Our organisation is ready to work with policy-makers and all relevant stakeholders in order to ensure a strong industrial base in Europe. This will require a comprehensive strategy based on, among other things, a continued effort in R&D, a stable regulatory framework, easy access to capital both for project and industry financing and a mid-term certainty for investors based on binding targets for renewable energies in Europe for 2030.
Jodie Roussell, director of public affairs, Europe, for module manufacturer Trina Solar, questioned the Commission’s definition of dumping claiming it does not comply with the “street definition” and therefore incorrectly labelling companies as dumping.
She told PV-Tech: “Street definition of dumping is selling products below cost and Trina Solar has not done this.”
Roussell said that due to China’s status as a non market economy, the Commission compared module sales prices with that of market economies exporting to Europe in order to deduce whether or not China was dumping, rather than investigating China itself.
She told PV-Tech: “Street definition of dumping is selling products below cost and Trina Solar has not done this. The Commission however takes a very different definition which is essentially if the EU sales price is lower than the Chinese sales price dumping has taken place, but in this case China isn’t considered a market economy by the EU so the Commission compared sales prices of companies that were exporting to the EU [from] another country – an analogue country – and with that comparison they judged that we’re dumping.”
In respect of the duties, Roussell said: “We don’t think that imposing import tariffs is a good idea and it will irreversibly damage the industry.

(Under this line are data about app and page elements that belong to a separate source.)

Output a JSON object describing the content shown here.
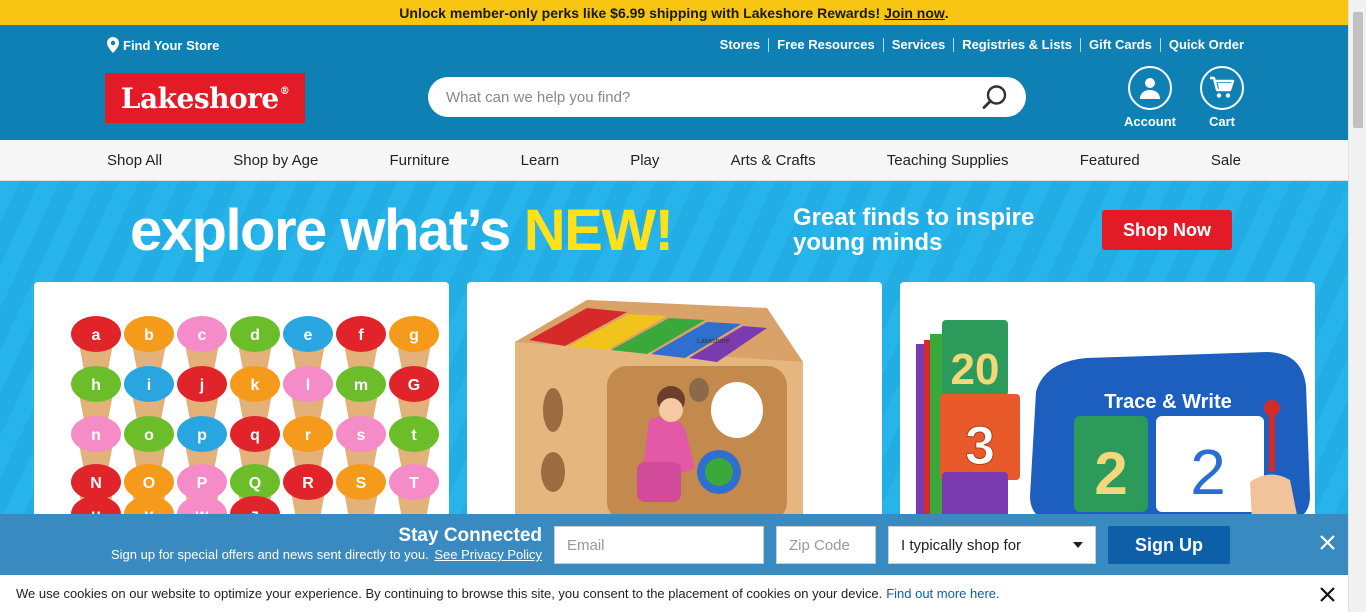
{
  "promo": {
    "text": "Unlock member-only perks like $6.99 shipping with Lakeshore Rewards!",
    "link": "Join now",
    "period": "."
  },
  "header": {
    "find_store": "Find Your Store",
    "utility_links": [
      "Stores",
      "Free Resources",
      "Services",
      "Registries & Lists",
      "Gift Cards",
      "Quick Order"
    ],
    "logo": "Lakeshore",
    "logo_mark": "®",
    "search_placeholder": "What can we help you find?",
    "account_label": "Account",
    "cart_label": "Cart"
  },
  "nav": {
    "items": [
      "Shop All",
      "Shop by Age",
      "Furniture",
      "Learn",
      "Play",
      "Arts & Crafts",
      "Teaching Supplies",
      "Featured",
      "Sale"
    ]
  },
  "hero": {
    "headline": "explore what’s",
    "headline_new": "NEW!",
    "subheadline": "Great finds to inspire young minds",
    "cta": "Shop Now",
    "cards": [
      {
        "scoops": [
          "a",
          "b",
          "c",
          "d",
          "e",
          "f",
          "g",
          "h",
          "i",
          "j",
          "k",
          "l",
          "m",
          "G",
          "n",
          "o",
          "p",
          "q",
          "r",
          "s",
          "t",
          "N",
          "O",
          "P",
          "Q",
          "R",
          "S",
          "T",
          "u",
          "v",
          "w",
          "z"
        ]
      },
      {
        "brand": "Lakeshore"
      },
      {
        "title": "Trace & Write",
        "numbers": [
          "20",
          "3",
          "2",
          "2"
        ]
      }
    ]
  },
  "signup": {
    "title": "Stay Connected",
    "subtitle": "Sign up for special offers and news sent directly to you.",
    "privacy_link": "See Privacy Policy",
    "email_placeholder": "Email",
    "zip_placeholder": "Zip Code",
    "shop_for": "I typically shop for",
    "button": "Sign Up"
  },
  "cookie": {
    "text": "We use cookies on our website to optimize your experience. By continuing to browse this site, you consent to the placement of cookies on your device.",
    "link": "Find out more here."
  },
  "colors": {
    "promo": "#f8c612",
    "header": "#0e80b3",
    "logo": "#e21b26",
    "hero": "#27b4ea",
    "new": "#ffe11a",
    "signup": "#3a8ac2",
    "button": "#0d5fa8"
  }
}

“We at Trina welcome any opportunity for constructive dialogue and certainly support the Commission and China having a productive dialogue. He [de Gucht] indicated that both sides have talked about their willingness to have a conversation – I think now the opportunity is at hand and certainly an amicable solution is in the interest of the global solar industry and global solar consumers – we can’t forget the interest of consumers that want to buy solar and only in the past two years have been able to afford to buy solar.
“I think we all want to see fair play in the market today and I certainly hope that the Commission and the Chinese government will have a very productive dialogue.”

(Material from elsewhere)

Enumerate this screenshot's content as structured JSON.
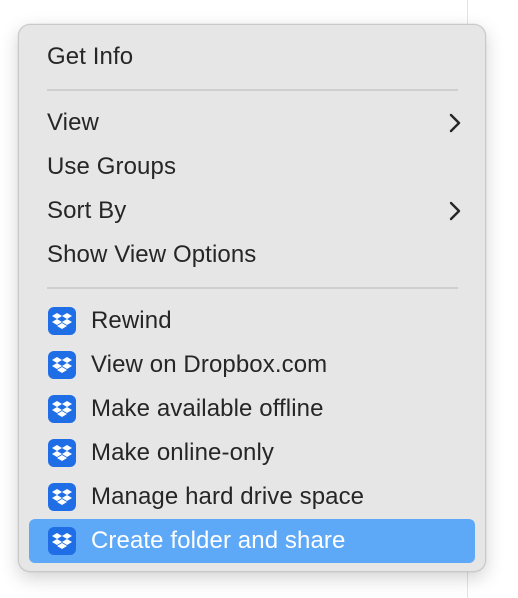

Nick Boyle, CEO, said: “We feel that any duty levied by Europe on Chinese solar panels will have a hugely detrimental effect on the industry as a whole, most significantly in areas such as the UK where the industry is working hard to move from cottage industry to fully fledged business sector. While we welcome the slight short term reduction in these threats, we believe it is essential that the whole affair gets resolved quickly which will then allow us to move on with the huge task in hand of helping deliver the UK and Europe’s far reaching targets for renewable energy generation.”

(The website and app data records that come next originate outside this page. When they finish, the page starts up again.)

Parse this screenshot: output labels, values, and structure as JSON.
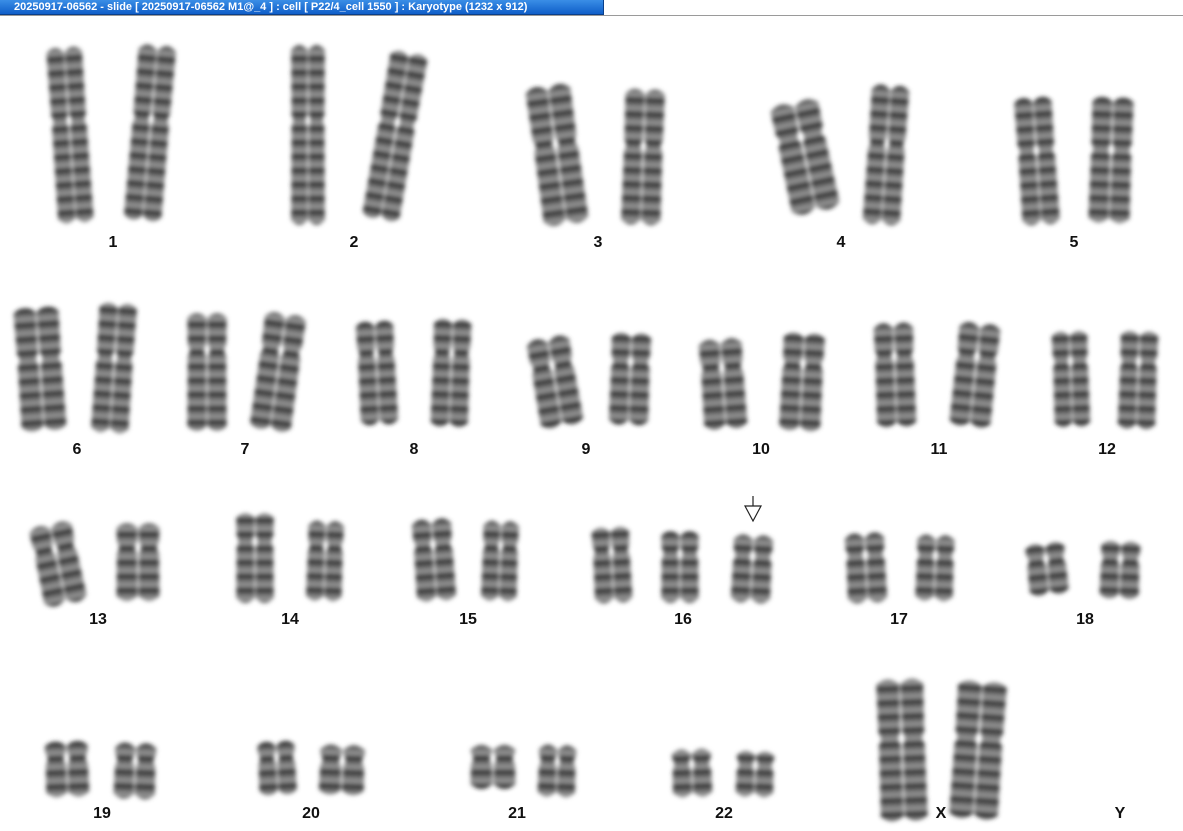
{
  "window": {
    "title": "20250917-06562 - slide [ 20250917-06562 M1@_4 ] : cell [ P22/4_cell 1550 ] : Karyotype  (1232 x 912)"
  },
  "karyotype": {
    "labels": {
      "c1": "1",
      "c2": "2",
      "c3": "3",
      "c4": "4",
      "c5": "5",
      "c6": "6",
      "c7": "7",
      "c8": "8",
      "c9": "9",
      "c10": "10",
      "c11": "11",
      "c12": "12",
      "c13": "13",
      "c14": "14",
      "c15": "15",
      "c16": "16",
      "c17": "17",
      "c18": "18",
      "c19": "19",
      "c20": "20",
      "c21": "21",
      "c22": "22",
      "cx": "X",
      "cy": "Y"
    },
    "marker": "arrow-down-icon"
  }
}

CEO Zhe Jiang: “Once again, all China-based solar companies are being viewed through the same lens. Measures meant to stifle the unfair business practices of state-owned solar giants are also impacting businesses like Upsolar that utilise flexible business models and international resources.
“By enforcing these extensive penalties, the European Commission is restricting the growth of its solar industry and limiting the opportunity to create much-needed jobs throughout Europe. However, we are confident that this market can regain its strength, and will ultimately benefit from a level playing field.”
PV-Tech will update this story with further comment and analysis as it develops.